*** Data for this task Section Begins ***
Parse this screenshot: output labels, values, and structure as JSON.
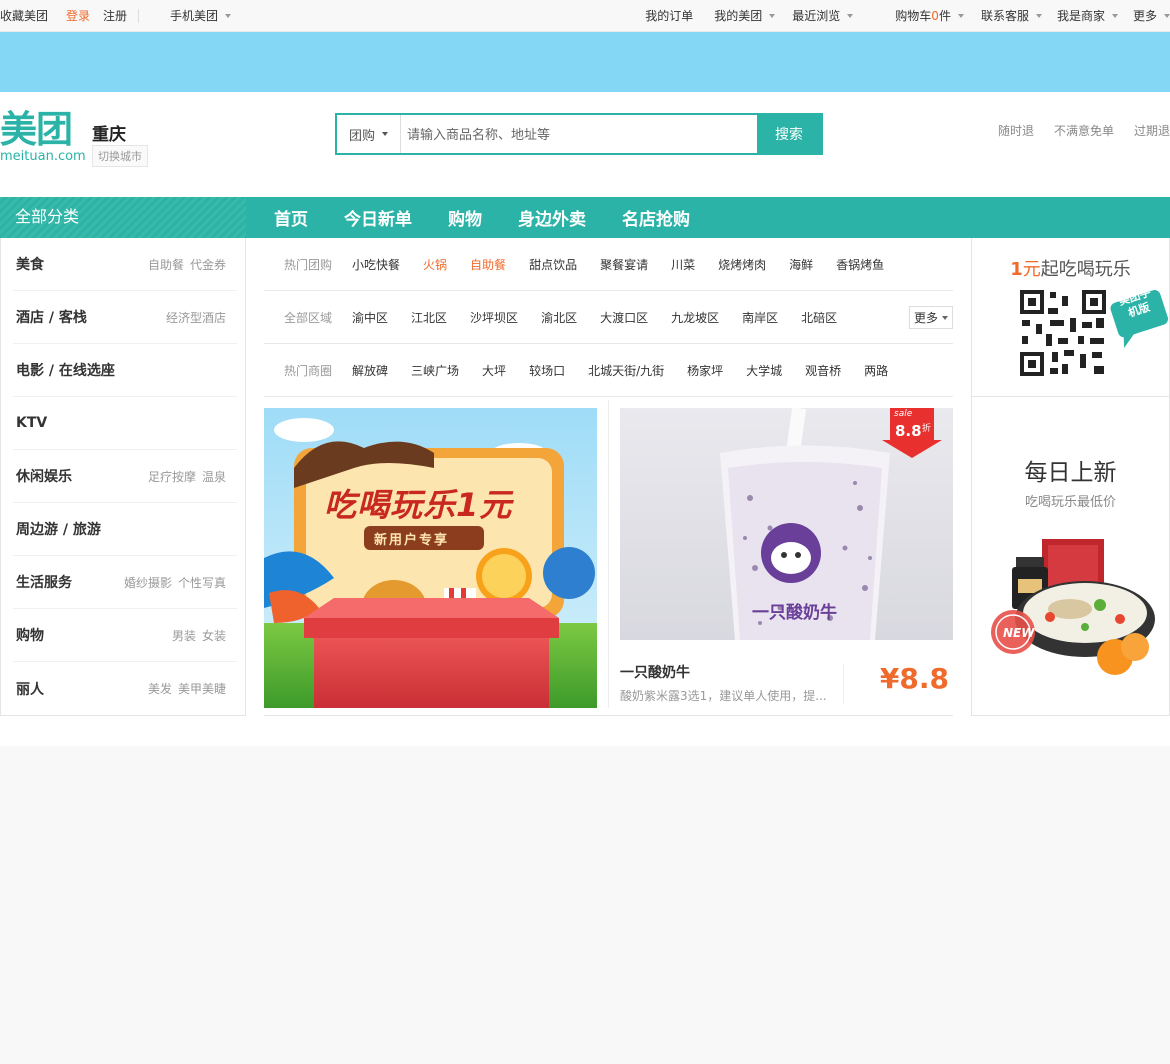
{
  "topbar": {
    "favorite": "收藏美团",
    "login": "登录",
    "register": "注册",
    "mobile": "手机美团",
    "orders": "我的订单",
    "my_meituan": "我的美团",
    "recent": "最近浏览",
    "cart_prefix": "购物车",
    "cart_count": "0",
    "cart_suffix": "件",
    "service": "联系客服",
    "merchant": "我是商家",
    "more": "更多"
  },
  "header": {
    "logo_cn": "美团",
    "logo_en": "meituan.com",
    "city": "重庆",
    "switch_city": "切换城市",
    "search_category": "团购",
    "search_placeholder": "请输入商品名称、地址等",
    "search_button": "搜索",
    "promises": [
      "随时退",
      "不满意免单",
      "过期退"
    ]
  },
  "nav": {
    "all_categories": "全部分类",
    "links": [
      "首页",
      "今日新单",
      "购物",
      "身边外卖",
      "名店抢购"
    ]
  },
  "categories": [
    {
      "name": "美食",
      "subs": [
        "自助餐",
        "代金券"
      ]
    },
    {
      "name": "酒店 / 客栈",
      "subs": [
        "经济型酒店"
      ]
    },
    {
      "name": "电影 / 在线选座",
      "subs": []
    },
    {
      "name": "KTV",
      "subs": []
    },
    {
      "name": "休闲娱乐",
      "subs": [
        "足疗按摩",
        "温泉"
      ]
    },
    {
      "name": "周边游 / 旅游",
      "subs": []
    },
    {
      "name": "生活服务",
      "subs": [
        "婚纱摄影",
        "个性写真"
      ]
    },
    {
      "name": "购物",
      "subs": [
        "男装",
        "女装"
      ]
    },
    {
      "name": "丽人",
      "subs": [
        "美发",
        "美甲美睫"
      ]
    }
  ],
  "filters": {
    "hot_groups_label": "热门团购",
    "hot_groups": [
      "小吃快餐",
      "火锅",
      "自助餐",
      "甜点饮品",
      "聚餐宴请",
      "川菜",
      "烧烤烤肉",
      "海鲜",
      "香锅烤鱼"
    ],
    "areas_label": "全部区域",
    "areas": [
      "渝中区",
      "江北区",
      "沙坪坝区",
      "渝北区",
      "大渡口区",
      "九龙坡区",
      "南岸区",
      "北碚区"
    ],
    "areas_more": "更多",
    "districts_label": "热门商圈",
    "districts": [
      "解放碑",
      "三峡广场",
      "大坪",
      "较场口",
      "北城天街/九街",
      "杨家坪",
      "大学城",
      "观音桥",
      "两路"
    ]
  },
  "promo": {
    "headline": "吃喝玩乐1元",
    "ribbon": "新用户专享"
  },
  "deal": {
    "title": "一只酸奶牛",
    "desc": "酸奶紫米露3选1，建议单人使用，提...",
    "price": "¥8.8",
    "badge_sale": "sale",
    "badge_value": "8.8",
    "badge_unit": "折",
    "cup_text": "一只酸奶牛"
  },
  "side": {
    "promo_num": "1",
    "promo_unit": "元",
    "promo_rest": "起吃喝玩乐",
    "app_badge": "美团手机版",
    "daily_title": "每日上新",
    "daily_sub": "吃喝玩乐最低价",
    "new_badge": "NEW"
  },
  "colors": {
    "brand": "#2ab3a6",
    "accent": "#f06a2c",
    "banner": "#84d8f5"
  }
}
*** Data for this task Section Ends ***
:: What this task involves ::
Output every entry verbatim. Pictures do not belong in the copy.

:: Response to this task ::
Parse this screenshot: output labels, values, and structure as JSON.
{
  "topbar": {
    "favorite": "收藏美团",
    "login": "登录",
    "register": "注册",
    "mobile": "手机美团",
    "orders": "我的订单",
    "my_meituan": "我的美团",
    "recent": "最近浏览",
    "cart_prefix": "购物车",
    "cart_count": "0",
    "cart_suffix": "件",
    "service": "联系客服",
    "merchant": "我是商家",
    "more": "更多"
  },
  "header": {
    "logo_cn": "美团",
    "logo_en": "meituan.com",
    "city": "重庆",
    "switch_city": "切换城市",
    "search_category": "团购",
    "search_placeholder": "请输入商品名称、地址等",
    "search_button": "搜索",
    "promises": [
      "随时退",
      "不满意免单",
      "过期退"
    ]
  },
  "nav": {
    "all_categories": "全部分类",
    "links": [
      "首页",
      "今日新单",
      "购物",
      "身边外卖",
      "名店抢购"
    ]
  },
  "categories": [
    {
      "name": "美食",
      "subs": [
        "自助餐",
        "代金券"
      ]
    },
    {
      "name": "酒店 / 客栈",
      "subs": [
        "经济型酒店"
      ]
    },
    {
      "name": "电影 / 在线选座",
      "subs": []
    },
    {
      "name": "KTV",
      "subs": []
    },
    {
      "name": "休闲娱乐",
      "subs": [
        "足疗按摩",
        "温泉"
      ]
    },
    {
      "name": "周边游 / 旅游",
      "subs": []
    },
    {
      "name": "生活服务",
      "subs": [
        "婚纱摄影",
        "个性写真"
      ]
    },
    {
      "name": "购物",
      "subs": [
        "男装",
        "女装"
      ]
    },
    {
      "name": "丽人",
      "subs": [
        "美发",
        "美甲美睫"
      ]
    }
  ],
  "filters": {
    "hot_groups_label": "热门团购",
    "hot_groups": [
      "小吃快餐",
      "火锅",
      "自助餐",
      "甜点饮品",
      "聚餐宴请",
      "川菜",
      "烧烤烤肉",
      "海鲜",
      "香锅烤鱼"
    ],
    "areas_label": "全部区域",
    "areas": [
      "渝中区",
      "江北区",
      "沙坪坝区",
      "渝北区",
      "大渡口区",
      "九龙坡区",
      "南岸区",
      "北碚区"
    ],
    "areas_more": "更多",
    "districts_label": "热门商圈",
    "districts": [
      "解放碑",
      "三峡广场",
      "大坪",
      "较场口",
      "北城天街/九街",
      "杨家坪",
      "大学城",
      "观音桥",
      "两路"
    ]
  },
  "promo": {
    "headline": "吃喝玩乐1元",
    "ribbon": "新用户专享"
  },
  "deal": {
    "title": "一只酸奶牛",
    "desc": "酸奶紫米露3选1，建议单人使用，提...",
    "price": "¥8.8",
    "badge_sale": "sale",
    "badge_value": "8.8",
    "badge_unit": "折",
    "cup_text": "一只酸奶牛"
  },
  "side": {
    "promo_num": "1",
    "promo_unit": "元",
    "promo_rest": "起吃喝玩乐",
    "app_badge": "美团手机版",
    "daily_title": "每日上新",
    "daily_sub": "吃喝玩乐最低价",
    "new_badge": "NEW"
  },
  "colors": {
    "brand": "#2ab3a6",
    "accent": "#f06a2c",
    "banner": "#84d8f5"
  }
}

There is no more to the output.